Write out the entries below once more, exactly.

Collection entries
*** Block opens ***
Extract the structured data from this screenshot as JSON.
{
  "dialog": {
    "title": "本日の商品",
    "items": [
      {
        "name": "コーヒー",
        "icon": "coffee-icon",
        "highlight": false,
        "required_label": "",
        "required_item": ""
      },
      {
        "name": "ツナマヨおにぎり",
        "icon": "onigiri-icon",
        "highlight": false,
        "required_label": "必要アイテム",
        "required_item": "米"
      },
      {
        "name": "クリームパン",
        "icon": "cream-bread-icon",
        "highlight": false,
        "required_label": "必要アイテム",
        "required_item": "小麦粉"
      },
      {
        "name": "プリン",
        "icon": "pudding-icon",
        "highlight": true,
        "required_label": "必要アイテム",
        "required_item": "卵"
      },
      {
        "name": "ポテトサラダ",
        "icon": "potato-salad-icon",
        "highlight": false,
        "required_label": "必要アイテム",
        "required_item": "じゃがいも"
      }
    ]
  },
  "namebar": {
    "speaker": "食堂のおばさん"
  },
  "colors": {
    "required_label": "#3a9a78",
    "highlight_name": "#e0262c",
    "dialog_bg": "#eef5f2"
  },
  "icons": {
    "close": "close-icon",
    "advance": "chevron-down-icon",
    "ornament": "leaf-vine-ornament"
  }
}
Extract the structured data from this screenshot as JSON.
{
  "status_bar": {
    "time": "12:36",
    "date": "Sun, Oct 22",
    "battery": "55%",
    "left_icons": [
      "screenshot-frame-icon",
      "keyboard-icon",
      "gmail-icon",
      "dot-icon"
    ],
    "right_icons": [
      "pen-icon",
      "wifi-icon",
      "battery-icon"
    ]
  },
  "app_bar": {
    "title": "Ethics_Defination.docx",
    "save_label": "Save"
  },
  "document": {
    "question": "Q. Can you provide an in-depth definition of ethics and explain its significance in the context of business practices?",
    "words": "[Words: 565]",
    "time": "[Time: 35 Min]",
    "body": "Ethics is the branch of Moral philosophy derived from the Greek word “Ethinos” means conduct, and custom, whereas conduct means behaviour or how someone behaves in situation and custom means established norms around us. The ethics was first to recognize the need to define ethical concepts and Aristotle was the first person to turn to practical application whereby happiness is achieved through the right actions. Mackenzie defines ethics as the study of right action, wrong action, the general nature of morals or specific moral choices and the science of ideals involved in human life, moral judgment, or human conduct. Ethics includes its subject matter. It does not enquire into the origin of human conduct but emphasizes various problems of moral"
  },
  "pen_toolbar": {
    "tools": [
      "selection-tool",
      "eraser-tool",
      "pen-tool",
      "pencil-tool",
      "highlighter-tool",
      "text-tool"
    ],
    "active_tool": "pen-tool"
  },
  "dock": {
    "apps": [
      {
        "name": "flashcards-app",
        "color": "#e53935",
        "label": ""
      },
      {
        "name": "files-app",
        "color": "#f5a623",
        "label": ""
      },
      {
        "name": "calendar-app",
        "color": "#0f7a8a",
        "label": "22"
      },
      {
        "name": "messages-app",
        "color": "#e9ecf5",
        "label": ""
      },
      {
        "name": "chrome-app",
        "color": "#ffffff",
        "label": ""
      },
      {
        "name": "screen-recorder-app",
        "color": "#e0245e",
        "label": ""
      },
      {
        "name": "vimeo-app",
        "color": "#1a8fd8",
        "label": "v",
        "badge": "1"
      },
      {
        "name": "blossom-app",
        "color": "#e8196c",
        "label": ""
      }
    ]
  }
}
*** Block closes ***
#### [OUTPUT OF THE EXERCISE]
Extract the structured data from this screenshot as JSON.
{
  "dialog": {
    "title": "本日の商品",
    "items": [
      {
        "name": "コーヒー",
        "icon": "coffee-icon",
        "highlight": false,
        "required_label": "",
        "required_item": ""
      },
      {
        "name": "ツナマヨおにぎり",
        "icon": "onigiri-icon",
        "highlight": false,
        "required_label": "必要アイテム",
        "required_item": "米"
      },
      {
        "name": "クリームパン",
        "icon": "cream-bread-icon",
        "highlight": false,
        "required_label": "必要アイテム",
        "required_item": "小麦粉"
      },
      {
        "name": "プリン",
        "icon": "pudding-icon",
        "highlight": true,
        "required_label": "必要アイテム",
        "required_item": "卵"
      },
      {
        "name": "ポテトサラダ",
        "icon": "potato-salad-icon",
        "highlight": false,
        "required_label": "必要アイテム",
        "required_item": "じゃがいも"
      }
    ]
  },
  "namebar": {
    "speaker": "食堂のおばさん"
  },
  "colors": {
    "required_label": "#3a9a78",
    "highlight_name": "#e0262c",
    "dialog_bg": "#eef5f2"
  },
  "icons": {
    "close": "close-icon",
    "advance": "chevron-down-icon",
    "ornament": "leaf-vine-ornament"
  }
}
Extract the structured data from this screenshot as JSON.
{
  "status_bar": {
    "time": "12:36",
    "date": "Sun, Oct 22",
    "battery": "55%",
    "left_icons": [
      "screenshot-frame-icon",
      "keyboard-icon",
      "gmail-icon",
      "dot-icon"
    ],
    "right_icons": [
      "pen-icon",
      "wifi-icon",
      "battery-icon"
    ]
  },
  "app_bar": {
    "title": "Ethics_Defination.docx",
    "save_label": "Save"
  },
  "document": {
    "question": "Q. Can you provide an in-depth definition of ethics and explain its significance in the context of business practices?",
    "words": "[Words: 565]",
    "time": "[Time: 35 Min]",
    "body": "Ethics is the branch of Moral philosophy derived from the Greek word “Ethinos” means conduct, and custom, whereas conduct means behaviour or how someone behaves in situation and custom means established norms around us. The ethics was first to recognize the need to define ethical concepts and Aristotle was the first person to turn to practical application whereby happiness is achieved through the right actions. Mackenzie defines ethics as the study of right action, wrong action, the general nature of morals or specific moral choices and the science of ideals involved in human life, moral judgment, or human conduct. Ethics includes its subject matter. It does not enquire into the origin of human conduct but emphasizes various problems of moral"
  },
  "pen_toolbar": {
    "tools": [
      "selection-tool",
      "eraser-tool",
      "pen-tool",
      "pencil-tool",
      "highlighter-tool",
      "text-tool"
    ],
    "active_tool": "pen-tool"
  },
  "dock": {
    "apps": [
      {
        "name": "flashcards-app",
        "color": "#e53935",
        "label": ""
      },
      {
        "name": "files-app",
        "color": "#f5a623",
        "label": ""
      },
      {
        "name": "calendar-app",
        "color": "#0f7a8a",
        "label": "22"
      },
      {
        "name": "messages-app",
        "color": "#e9ecf5",
        "label": ""
      },
      {
        "name": "chrome-app",
        "color": "#ffffff",
        "label": ""
      },
      {
        "name": "screen-recorder-app",
        "color": "#e0245e",
        "label": ""
      },
      {
        "name": "vimeo-app",
        "color": "#1a8fd8",
        "label": "v",
        "badge": "1"
      },
      {
        "name": "blossom-app",
        "color": "#e8196c",
        "label": ""
      }
    ]
  }
}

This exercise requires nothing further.